is $\Ubf{\Pi}^1_1.$ Then the statement that the models of $T$ has
uncountably many isomorphism types among its countable models
becomes the statement that for all
sequences $({\cal M}_i), (y_i)$, either:
\begin{enumerate}
\item there exists $i$ with $({\cal M}_i, y_i)\notin {\cal S}$; or
\item there exists ${\cal N}\models T$ with ${\cal N}$ not satisfying any
of the sentences coded by the $\{y_i: i\in\N\}$.
\end{enumerate}
Thus it is $\Ubf{\Pi}^1_2$ and subject to Shoenfield absoluteness.
The general case for arbitrary Polish group actions
follows by working not with the Scott sentence, but
the {\it stabilizer} of the points in question; again $[x]_H$ is
uniformly Borel in (any code for) the stabilizer of $x$
(see the proof of 1.2.4, 7.1.2 Becker-Kechris[1996]).
\hfill (Claim$\square$)
\end{proof}
\begin{corollary} It is provable in ZFC that every Polish group $H$ satisfies
WVC$(H)$ (i.e. the original
topological Vaught conjecture) if and only
it is provable that every Polish group satisfies TVC$(H)$.
\end{corollary}
\begin{proof} $\Leftarrow$ since any perfect set has size $2^{\aleph_0}$.
$\Rightarrow$ since if we have a group $H$ and a Polish $H$-space $X$ showing

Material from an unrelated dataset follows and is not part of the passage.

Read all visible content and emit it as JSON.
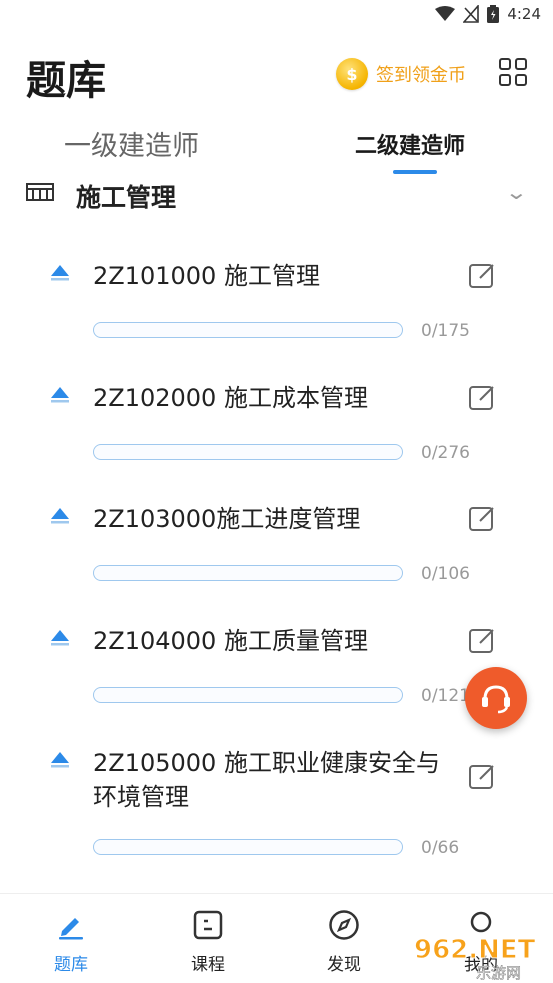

the failure of TVC$(H)$ then we may go to a forcing extension in
which $2^{\aleph_0}=\aleph_2$. In the forcing extension
Sami's lemma and
Burgess' theorem from \ref{burgess}
on analytic
equivalence relations imply that
we must have $|X/H|=\aleph_1$.
\end{proof}
\begin{notation} For $H$ a Polish group let
TVC$(H, \Ubf{\Sigma}^1_1)$ be the
statement that whenever $X$ is a Polish $H$-space and $A\subset X$ is $\Ubf{\Sigma}^1_1$
then either
\[A/H\leq \aleph_0\]
or there is perfect $P\subset A$ such that for all $x_1, x_2\in P$
\[x_1\neq x_2\Rightarrow [x_1]_H\neq [x_2]_H.\]
\end{notation}
Sami's argument also shows absoluteness of TVC$(H, \Ubf{\Sigma}^1_1)$.
\begin{lemma} (H. Friedman[1973]) Up to isomorphism there are
exactly $\aleph_1$ many possible order types for the ordinals
in countable $\omega$-models of Kripke-Platek set theory.
\end{lemma}
\begin{corollary} TVC$(S_\infty, \Ubf{\Sigma}^1_1)$ fails.
\end{corollary}
\subsection{Some sketches
around the proof for characterizing
Vaught's conjecture on analytic sets}
%\begin{definition} Let us say that $S_\infty$ {\it divides} a
%Polish group $H$ if there is a closed subgroup $K